Donald Trump campaigned for president on a promise to Michigan auto workers that "If I'm elected, you won't lose one plant, you'll have plants coming into this country, you're going to have jobs again, you won't lose one plant, I promise you that."
Barely two years later, on the Monday after Thanksgiving, General Motors announced that it was closing major auto plants in Michigan, as well as Ohio and Maryland. Thousands of jobs are being cut, and the future for many of the remaining plants suddenly seems very insecure.
Trump, the candidate who claimed in 2016 that his Democratic rival "hasn't got a clue" about how to maintain American manufacturing, is now exposed as the president who really hasn't got a clue about keeping plants open and keeping workers on the job.

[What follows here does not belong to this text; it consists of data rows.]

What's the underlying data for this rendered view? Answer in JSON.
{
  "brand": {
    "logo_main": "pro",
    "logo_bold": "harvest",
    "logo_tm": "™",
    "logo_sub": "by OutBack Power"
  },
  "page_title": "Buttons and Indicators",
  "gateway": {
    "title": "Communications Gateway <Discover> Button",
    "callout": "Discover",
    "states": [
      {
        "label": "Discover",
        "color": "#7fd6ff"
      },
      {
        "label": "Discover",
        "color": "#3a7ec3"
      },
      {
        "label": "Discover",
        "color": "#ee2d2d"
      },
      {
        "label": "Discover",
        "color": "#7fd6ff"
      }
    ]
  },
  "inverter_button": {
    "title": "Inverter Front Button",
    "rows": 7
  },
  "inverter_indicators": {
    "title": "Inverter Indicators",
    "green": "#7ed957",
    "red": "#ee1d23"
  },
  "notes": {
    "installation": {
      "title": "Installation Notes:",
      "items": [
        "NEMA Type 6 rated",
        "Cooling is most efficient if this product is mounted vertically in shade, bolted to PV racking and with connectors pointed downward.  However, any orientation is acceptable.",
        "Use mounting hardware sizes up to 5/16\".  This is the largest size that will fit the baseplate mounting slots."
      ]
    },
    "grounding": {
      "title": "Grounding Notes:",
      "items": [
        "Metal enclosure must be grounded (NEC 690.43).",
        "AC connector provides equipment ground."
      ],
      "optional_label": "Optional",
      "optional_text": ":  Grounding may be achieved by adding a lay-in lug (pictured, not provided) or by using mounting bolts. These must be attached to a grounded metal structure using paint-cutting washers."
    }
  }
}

The heartbreaking reality is that Trump was never going to be a good president for the American workers who build cars and other vehicles in the nation's historic factory towns. A reality-TV star with almost no understanding of the complex and demanding circumstance of domestic manufacturing in an age of globalization and automation, Trump peddled a combination of bumper-sticker slogans and past-their-expiration-date policy proposals on the 2016 campaign trail. That was enough to win narrow victories in a number of manufacturing states -- Pennsylvania, Ohio, Michigan, Indiana, and Wisconsin -- that were hurting after years of bipartisan neglect. It is true that many voters who felt they had been let down by both parties took a chance on Trump. But Trump assumed the presidency without an agenda, and he embraced the schemes of a Congress led by two of the worst players in Washington on manufacturing issues: House Speaker Paul Ryan and Senate majority leader Mitch McConnell.

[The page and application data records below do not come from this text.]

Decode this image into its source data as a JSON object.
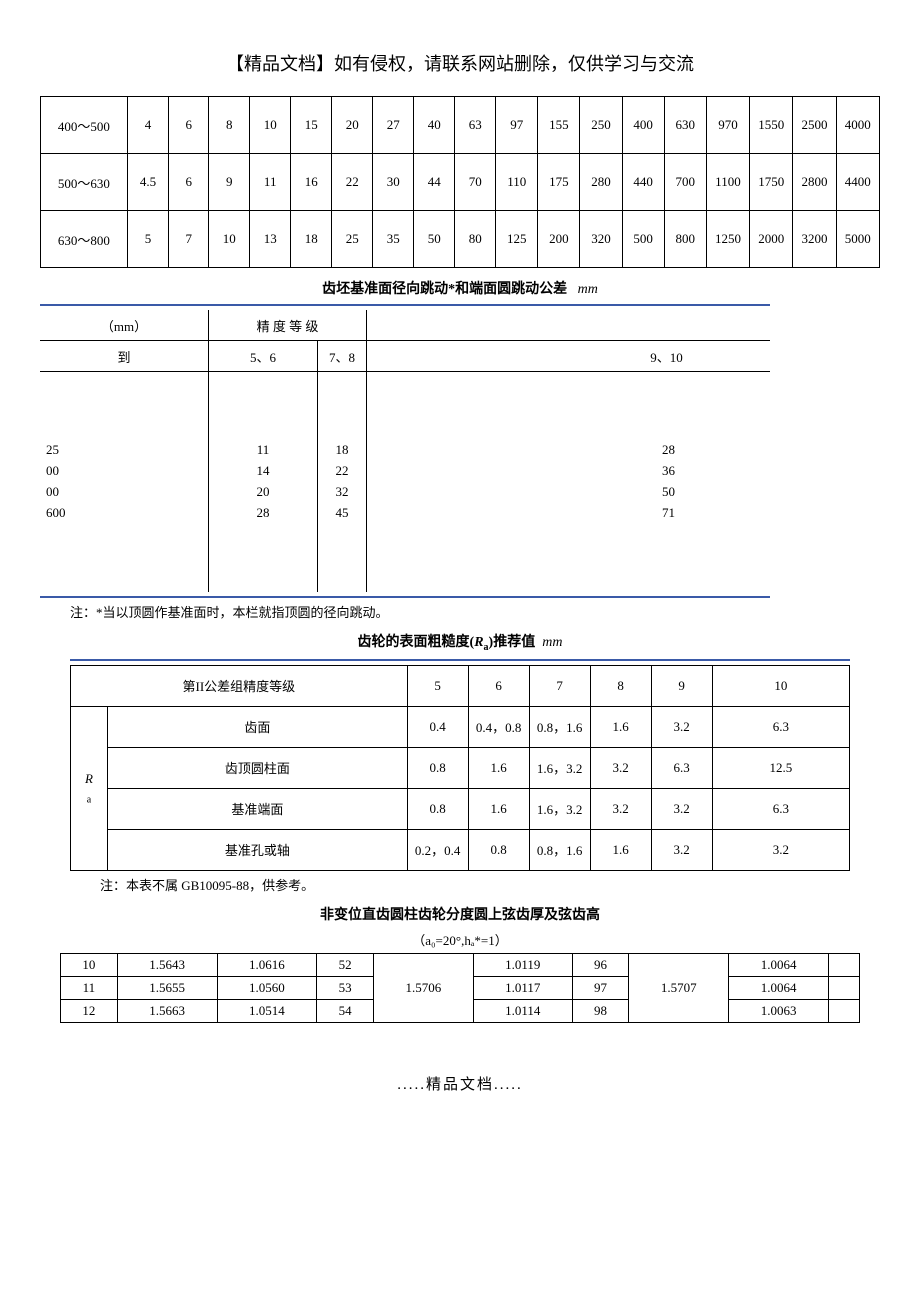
{
  "header": "【精品文档】如有侵权，请联系网站删除，仅供学习与交流",
  "table1": {
    "rows": [
      {
        "range": "400～500",
        "cells": [
          "4",
          "6",
          "8",
          "10",
          "15",
          "20",
          "27",
          "40",
          "63",
          "97",
          "155",
          "250",
          "400",
          "630",
          "970",
          "1550",
          "2500",
          "4000"
        ]
      },
      {
        "range": "500～630",
        "cells": [
          "4.5",
          "6",
          "9",
          "11",
          "16",
          "22",
          "30",
          "44",
          "70",
          "110",
          "175",
          "280",
          "440",
          "700",
          "1100",
          "1750",
          "2800",
          "4400"
        ]
      },
      {
        "range": "630～800",
        "cells": [
          "5",
          "7",
          "10",
          "13",
          "18",
          "25",
          "35",
          "50",
          "80",
          "125",
          "200",
          "320",
          "500",
          "800",
          "1250",
          "2000",
          "3200",
          "5000"
        ]
      }
    ]
  },
  "table2": {
    "title": "齿坯基准面径向跳动*和端面圆跳动公差",
    "unit": "mm",
    "header_mm": "（mm）",
    "header_level": "精 度 等 级",
    "col_to": "到",
    "cols": [
      "5、6",
      "7、8",
      "9、10"
    ],
    "rows": [
      {
        "to": "25",
        "a": "11",
        "b": "18",
        "c": "28"
      },
      {
        "to": "00",
        "a": "14",
        "b": "22",
        "c": "36"
      },
      {
        "to": "00",
        "a": "20",
        "b": "32",
        "c": "50"
      },
      {
        "to": "600",
        "a": "28",
        "b": "45",
        "c": "71"
      }
    ],
    "note": "注：*当以顶圆作基准面时，本栏就指顶圆的径向跳动。"
  },
  "table3": {
    "title_prefix": "齿轮的表面粗糙度(",
    "title_ra": "R",
    "title_ra_sub": "a",
    "title_suffix": ")推荐值",
    "unit": "mm",
    "header_group": "第II公差组精度等级",
    "levels": [
      "5",
      "6",
      "7",
      "8",
      "9",
      "10"
    ],
    "ra_label": "R",
    "ra_sub": "a",
    "rows": [
      {
        "name": "齿面",
        "vals": [
          "0.4",
          "0.4，0.8",
          "0.8，1.6",
          "1.6",
          "3.2",
          "6.3"
        ]
      },
      {
        "name": "齿顶圆柱面",
        "vals": [
          "0.8",
          "1.6",
          "1.6，3.2",
          "3.2",
          "6.3",
          "12.5"
        ]
      },
      {
        "name": "基准端面",
        "vals": [
          "0.8",
          "1.6",
          "1.6，3.2",
          "3.2",
          "3.2",
          "6.3"
        ]
      },
      {
        "name": "基准孔或轴",
        "vals": [
          "0.2，0.4",
          "0.8",
          "0.8，1.6",
          "1.6",
          "3.2",
          "3.2"
        ]
      }
    ],
    "note": "注：本表不属 GB10095-88，供参考。"
  },
  "table4": {
    "title": "非变位直齿圆柱齿轮分度圆上弦齿厚及弦齿高",
    "subtitle": "（a₀=20°,hₐ*=1）",
    "rows": [
      [
        "10",
        "1.5643",
        "1.0616",
        "52",
        "",
        "1.0119",
        "96",
        "",
        "1.0064"
      ],
      [
        "11",
        "1.5655",
        "1.0560",
        "53",
        "1.5706",
        "1.0117",
        "97",
        "1.5707",
        "1.0064"
      ],
      [
        "12",
        "1.5663",
        "1.0514",
        "54",
        "",
        "1.0114",
        "98",
        "",
        "1.0063"
      ]
    ]
  },
  "footer": ".....精品文档....."
}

It was only a matter of time before Trump's facade of empty rhetoric and false premises crashed into the reality of 21st-century economics and technological change. The midterm elections revealed the extent to which confidence in Trump had already crumbled. In the three Great Lakes states that gave Trump the presidency by delivering the Electoral College votes he had needed two years ago -- Michigan, Pennsylvania, and Wisconsin -- voters handed victories to the Democrats in three gubernatorial races and three US Senate races.